Interface dataset entries
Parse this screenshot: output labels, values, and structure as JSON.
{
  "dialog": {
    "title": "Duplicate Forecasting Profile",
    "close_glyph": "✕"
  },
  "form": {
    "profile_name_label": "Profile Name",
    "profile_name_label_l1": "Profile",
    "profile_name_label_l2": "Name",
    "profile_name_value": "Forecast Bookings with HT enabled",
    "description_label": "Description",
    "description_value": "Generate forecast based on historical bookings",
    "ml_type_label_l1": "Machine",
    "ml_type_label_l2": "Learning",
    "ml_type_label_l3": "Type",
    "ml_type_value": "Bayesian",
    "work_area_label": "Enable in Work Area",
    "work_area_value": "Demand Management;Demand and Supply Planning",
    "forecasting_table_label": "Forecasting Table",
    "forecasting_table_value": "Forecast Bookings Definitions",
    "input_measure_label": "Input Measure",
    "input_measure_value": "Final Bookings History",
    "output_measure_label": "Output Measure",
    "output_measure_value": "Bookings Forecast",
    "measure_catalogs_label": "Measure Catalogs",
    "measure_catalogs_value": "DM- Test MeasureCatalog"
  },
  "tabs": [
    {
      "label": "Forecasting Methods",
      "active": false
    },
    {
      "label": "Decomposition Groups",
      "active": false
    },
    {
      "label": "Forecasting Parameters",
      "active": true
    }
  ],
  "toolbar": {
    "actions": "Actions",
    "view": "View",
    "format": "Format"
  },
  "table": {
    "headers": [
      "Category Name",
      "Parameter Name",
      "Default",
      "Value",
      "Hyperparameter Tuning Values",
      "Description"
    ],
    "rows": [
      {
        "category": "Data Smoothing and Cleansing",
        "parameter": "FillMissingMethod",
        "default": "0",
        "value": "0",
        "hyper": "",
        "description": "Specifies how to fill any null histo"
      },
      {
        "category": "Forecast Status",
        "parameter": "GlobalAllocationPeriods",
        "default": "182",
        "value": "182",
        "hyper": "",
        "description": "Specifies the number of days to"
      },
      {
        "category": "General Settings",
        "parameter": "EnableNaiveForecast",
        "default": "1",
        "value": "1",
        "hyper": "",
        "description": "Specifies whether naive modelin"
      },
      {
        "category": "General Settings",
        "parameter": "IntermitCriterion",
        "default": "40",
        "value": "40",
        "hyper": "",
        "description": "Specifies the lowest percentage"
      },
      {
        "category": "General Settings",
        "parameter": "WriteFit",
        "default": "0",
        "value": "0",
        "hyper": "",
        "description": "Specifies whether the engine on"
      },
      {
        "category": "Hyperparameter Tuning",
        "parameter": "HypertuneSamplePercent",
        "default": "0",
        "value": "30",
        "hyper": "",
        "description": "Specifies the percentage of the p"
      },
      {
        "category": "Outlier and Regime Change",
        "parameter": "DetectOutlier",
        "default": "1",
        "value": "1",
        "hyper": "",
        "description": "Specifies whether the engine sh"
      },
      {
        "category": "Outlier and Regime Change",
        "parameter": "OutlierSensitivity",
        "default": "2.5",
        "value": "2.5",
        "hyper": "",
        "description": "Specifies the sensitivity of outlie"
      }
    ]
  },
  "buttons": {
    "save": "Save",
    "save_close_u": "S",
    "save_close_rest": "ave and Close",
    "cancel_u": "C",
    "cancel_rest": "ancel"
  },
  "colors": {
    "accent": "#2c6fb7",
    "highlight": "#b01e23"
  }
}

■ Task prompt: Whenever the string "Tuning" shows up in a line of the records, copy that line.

■ Solution to the problem:
      "Hyperparameter Tuning Values",
        "category": "Hyperparameter Tuning",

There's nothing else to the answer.